### Data section
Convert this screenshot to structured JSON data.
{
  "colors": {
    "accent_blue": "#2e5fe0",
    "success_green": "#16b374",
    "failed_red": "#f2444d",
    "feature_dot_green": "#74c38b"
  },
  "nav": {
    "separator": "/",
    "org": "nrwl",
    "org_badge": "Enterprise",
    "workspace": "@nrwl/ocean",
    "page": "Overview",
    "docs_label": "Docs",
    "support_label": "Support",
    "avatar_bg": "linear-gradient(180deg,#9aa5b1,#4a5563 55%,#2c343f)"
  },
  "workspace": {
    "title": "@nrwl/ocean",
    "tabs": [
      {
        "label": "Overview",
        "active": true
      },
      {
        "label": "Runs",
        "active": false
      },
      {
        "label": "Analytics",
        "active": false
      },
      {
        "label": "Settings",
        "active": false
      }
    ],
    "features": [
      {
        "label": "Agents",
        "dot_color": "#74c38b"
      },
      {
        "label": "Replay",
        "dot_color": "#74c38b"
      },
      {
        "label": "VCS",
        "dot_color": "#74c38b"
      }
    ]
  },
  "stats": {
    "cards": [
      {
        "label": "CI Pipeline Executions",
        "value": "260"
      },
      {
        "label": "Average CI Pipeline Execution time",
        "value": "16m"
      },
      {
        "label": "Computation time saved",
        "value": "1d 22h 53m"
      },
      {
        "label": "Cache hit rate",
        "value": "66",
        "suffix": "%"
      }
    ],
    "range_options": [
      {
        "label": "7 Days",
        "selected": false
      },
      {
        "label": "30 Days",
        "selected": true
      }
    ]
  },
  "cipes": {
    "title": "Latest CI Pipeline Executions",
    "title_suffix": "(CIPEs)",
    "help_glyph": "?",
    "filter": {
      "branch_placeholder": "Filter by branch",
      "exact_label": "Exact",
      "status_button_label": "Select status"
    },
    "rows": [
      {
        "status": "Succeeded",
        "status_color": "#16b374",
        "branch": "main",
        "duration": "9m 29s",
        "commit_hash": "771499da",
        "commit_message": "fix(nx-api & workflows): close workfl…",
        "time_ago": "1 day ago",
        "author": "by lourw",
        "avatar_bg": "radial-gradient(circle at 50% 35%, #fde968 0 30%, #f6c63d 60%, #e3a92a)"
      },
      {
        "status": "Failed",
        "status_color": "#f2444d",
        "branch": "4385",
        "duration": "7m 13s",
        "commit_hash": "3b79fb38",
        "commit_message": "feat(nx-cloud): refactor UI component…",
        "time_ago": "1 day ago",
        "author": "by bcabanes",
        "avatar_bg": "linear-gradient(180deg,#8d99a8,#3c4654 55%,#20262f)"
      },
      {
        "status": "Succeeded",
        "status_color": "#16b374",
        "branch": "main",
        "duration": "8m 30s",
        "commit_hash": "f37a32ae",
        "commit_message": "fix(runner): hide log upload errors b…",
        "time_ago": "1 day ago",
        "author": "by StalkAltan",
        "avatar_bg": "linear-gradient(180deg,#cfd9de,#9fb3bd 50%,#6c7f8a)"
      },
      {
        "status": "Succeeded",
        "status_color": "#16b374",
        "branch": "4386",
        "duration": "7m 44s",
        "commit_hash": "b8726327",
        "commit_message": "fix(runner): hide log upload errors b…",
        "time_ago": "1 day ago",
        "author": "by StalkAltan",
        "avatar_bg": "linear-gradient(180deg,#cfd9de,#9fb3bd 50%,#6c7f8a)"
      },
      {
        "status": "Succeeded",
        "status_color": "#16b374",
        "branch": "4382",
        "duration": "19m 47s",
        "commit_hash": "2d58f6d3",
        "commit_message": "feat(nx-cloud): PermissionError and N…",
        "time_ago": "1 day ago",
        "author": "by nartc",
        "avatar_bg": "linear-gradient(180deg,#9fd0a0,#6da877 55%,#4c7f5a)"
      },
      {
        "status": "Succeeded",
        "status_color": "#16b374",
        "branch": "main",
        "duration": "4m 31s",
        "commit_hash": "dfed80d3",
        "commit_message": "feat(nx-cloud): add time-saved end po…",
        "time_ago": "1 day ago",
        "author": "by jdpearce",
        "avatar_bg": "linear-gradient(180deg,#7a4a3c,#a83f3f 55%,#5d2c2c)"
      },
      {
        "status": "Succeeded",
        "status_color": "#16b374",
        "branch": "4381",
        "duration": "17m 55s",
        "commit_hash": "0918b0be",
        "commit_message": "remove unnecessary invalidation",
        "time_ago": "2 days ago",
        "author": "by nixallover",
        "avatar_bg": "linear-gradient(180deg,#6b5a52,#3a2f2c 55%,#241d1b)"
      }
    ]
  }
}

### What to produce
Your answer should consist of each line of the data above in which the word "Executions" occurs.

### Solution below
        "label": "CI Pipeline Executions",
    "title": "Latest CI Pipeline Executions",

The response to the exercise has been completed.